“As much as I love the firm I helped breathe life into — and I wish them nothing but continued success – I find myself in the position of wanting to work on more nationalized clients and needing a larger platform and, particularly in these economic times having the ability to work [with] such larger clients from this type of a platform just really works well for me and my family.” Shepherd and his wife are expecting their third child in July.
In a news release issued early in the week, Jay Kamlet spoke glowingly of his departing partner.
“Our goal nine years ago was to create a pre-eminent law firm that provides high-quality, cost-effective services while at the same time making community service a priority,” Kamlet said. “Taking stock today, we have succeeded and have assembled a top-notch team of legal talent that will continue to embody the founding principles for years to come.”
Looking toward to the future
On Wednesday, Shepherd declined to discuss the nature of the grievance against him – and whether it had anything to do with his departure from Kamlet Shepherd.
“I can’t talk about it,” Shepherd said, in response to both questions.

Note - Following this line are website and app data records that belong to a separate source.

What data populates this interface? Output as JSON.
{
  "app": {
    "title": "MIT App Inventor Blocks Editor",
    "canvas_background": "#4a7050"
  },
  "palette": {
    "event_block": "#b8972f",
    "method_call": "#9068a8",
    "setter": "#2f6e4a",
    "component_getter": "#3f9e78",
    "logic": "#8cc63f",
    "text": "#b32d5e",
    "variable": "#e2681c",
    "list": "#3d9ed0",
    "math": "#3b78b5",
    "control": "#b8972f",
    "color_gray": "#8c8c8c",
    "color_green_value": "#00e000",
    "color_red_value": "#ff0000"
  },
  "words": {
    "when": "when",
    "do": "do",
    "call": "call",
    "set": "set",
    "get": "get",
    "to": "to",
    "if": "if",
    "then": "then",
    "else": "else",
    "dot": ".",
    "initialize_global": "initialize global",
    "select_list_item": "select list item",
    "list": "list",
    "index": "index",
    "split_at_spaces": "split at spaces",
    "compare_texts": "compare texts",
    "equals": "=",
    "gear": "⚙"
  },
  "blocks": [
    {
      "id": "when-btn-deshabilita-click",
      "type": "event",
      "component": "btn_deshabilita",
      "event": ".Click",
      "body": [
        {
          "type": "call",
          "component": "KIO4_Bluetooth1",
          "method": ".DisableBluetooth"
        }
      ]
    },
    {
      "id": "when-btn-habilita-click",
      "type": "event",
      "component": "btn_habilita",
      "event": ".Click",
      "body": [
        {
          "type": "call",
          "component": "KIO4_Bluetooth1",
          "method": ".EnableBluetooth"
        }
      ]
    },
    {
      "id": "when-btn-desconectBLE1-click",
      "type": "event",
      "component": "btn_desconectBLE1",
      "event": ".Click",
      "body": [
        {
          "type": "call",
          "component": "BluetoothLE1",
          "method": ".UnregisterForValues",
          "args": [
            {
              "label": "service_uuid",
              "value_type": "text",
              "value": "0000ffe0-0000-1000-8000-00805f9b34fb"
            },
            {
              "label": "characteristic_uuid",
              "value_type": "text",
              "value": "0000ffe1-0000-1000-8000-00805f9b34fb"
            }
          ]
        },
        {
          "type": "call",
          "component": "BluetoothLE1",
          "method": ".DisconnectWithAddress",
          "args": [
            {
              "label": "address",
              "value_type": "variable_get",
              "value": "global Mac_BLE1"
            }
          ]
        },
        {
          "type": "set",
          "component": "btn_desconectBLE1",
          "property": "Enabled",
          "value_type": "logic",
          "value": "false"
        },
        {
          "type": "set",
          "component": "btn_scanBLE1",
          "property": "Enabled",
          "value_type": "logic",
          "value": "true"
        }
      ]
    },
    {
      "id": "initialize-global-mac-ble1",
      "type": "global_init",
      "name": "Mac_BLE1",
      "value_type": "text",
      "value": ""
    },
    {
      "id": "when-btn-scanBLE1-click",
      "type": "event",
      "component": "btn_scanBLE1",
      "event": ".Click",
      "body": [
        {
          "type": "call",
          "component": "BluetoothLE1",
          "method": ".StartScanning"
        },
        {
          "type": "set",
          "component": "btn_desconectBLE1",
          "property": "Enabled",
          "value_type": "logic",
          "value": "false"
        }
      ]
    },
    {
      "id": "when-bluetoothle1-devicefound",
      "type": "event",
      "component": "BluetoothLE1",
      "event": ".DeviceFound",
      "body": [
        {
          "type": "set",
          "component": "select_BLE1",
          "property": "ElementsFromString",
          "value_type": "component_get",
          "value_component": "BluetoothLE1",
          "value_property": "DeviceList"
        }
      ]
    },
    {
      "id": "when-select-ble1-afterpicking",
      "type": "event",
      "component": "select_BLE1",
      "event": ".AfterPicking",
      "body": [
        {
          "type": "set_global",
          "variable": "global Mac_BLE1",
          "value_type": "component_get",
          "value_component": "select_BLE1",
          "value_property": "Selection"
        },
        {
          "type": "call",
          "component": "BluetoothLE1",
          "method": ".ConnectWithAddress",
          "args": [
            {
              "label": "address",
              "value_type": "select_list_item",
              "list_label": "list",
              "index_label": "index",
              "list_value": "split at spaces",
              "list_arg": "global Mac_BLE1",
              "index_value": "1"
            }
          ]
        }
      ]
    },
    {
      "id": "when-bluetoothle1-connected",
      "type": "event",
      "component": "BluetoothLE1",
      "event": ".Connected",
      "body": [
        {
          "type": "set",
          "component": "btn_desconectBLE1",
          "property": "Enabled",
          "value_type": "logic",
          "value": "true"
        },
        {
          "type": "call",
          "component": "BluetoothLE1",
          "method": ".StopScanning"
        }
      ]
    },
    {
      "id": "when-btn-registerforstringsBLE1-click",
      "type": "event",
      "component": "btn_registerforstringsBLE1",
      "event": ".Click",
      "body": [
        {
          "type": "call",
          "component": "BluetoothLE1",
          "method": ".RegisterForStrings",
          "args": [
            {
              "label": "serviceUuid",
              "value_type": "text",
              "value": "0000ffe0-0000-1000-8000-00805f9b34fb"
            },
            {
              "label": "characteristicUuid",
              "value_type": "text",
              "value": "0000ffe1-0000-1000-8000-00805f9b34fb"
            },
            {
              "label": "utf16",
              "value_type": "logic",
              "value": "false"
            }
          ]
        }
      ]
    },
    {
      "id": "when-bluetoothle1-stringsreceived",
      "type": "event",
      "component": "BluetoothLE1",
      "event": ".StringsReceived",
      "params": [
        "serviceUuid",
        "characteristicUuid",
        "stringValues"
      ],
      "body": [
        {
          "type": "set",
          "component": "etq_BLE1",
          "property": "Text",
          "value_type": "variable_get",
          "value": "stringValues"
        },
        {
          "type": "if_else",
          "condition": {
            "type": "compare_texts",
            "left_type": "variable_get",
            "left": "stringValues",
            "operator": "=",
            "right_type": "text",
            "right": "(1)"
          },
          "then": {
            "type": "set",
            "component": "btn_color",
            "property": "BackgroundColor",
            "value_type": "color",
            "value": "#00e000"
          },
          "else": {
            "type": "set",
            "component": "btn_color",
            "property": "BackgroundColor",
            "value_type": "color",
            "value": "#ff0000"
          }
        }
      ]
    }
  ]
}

Rather Shepherd, who sits on the boards of the Denver Metro Chamber of Commerce and the Colorado Symphony Orchestra, said he is looking forward to turning his focus to the practice of law, and away from the administrative duties that accompany the realities of being a partner at a mid-sized law firm.
Since last year, the firm that Shepherd helped found has, like many others, experienced layoffs. In January, Kamlet Shepherd reported 45 attorneys working with the firm – there are currently 33 attorneys listed on its Website.
Shepherd said he wishes his old firm nothing but the best, “but I don’t want to talk so much about the past than the present or the future, and the future to me is the opportunity of a firm like Perkins Coie.”
Meanwhile, Shepherd’s former law firm announced that as of June 1, its new name will be Kamlet Reichert, LLP.
Last week, more than a dozen attorneys who have left Kamlet Shepherd & Reichert since last September either did not return phone calls seeking comment over Shepherd’s departure, or declined to comment for the record.
Distributed by Colorado Capitol Reporters
Updated formatting March 29 at 2:37 p.m.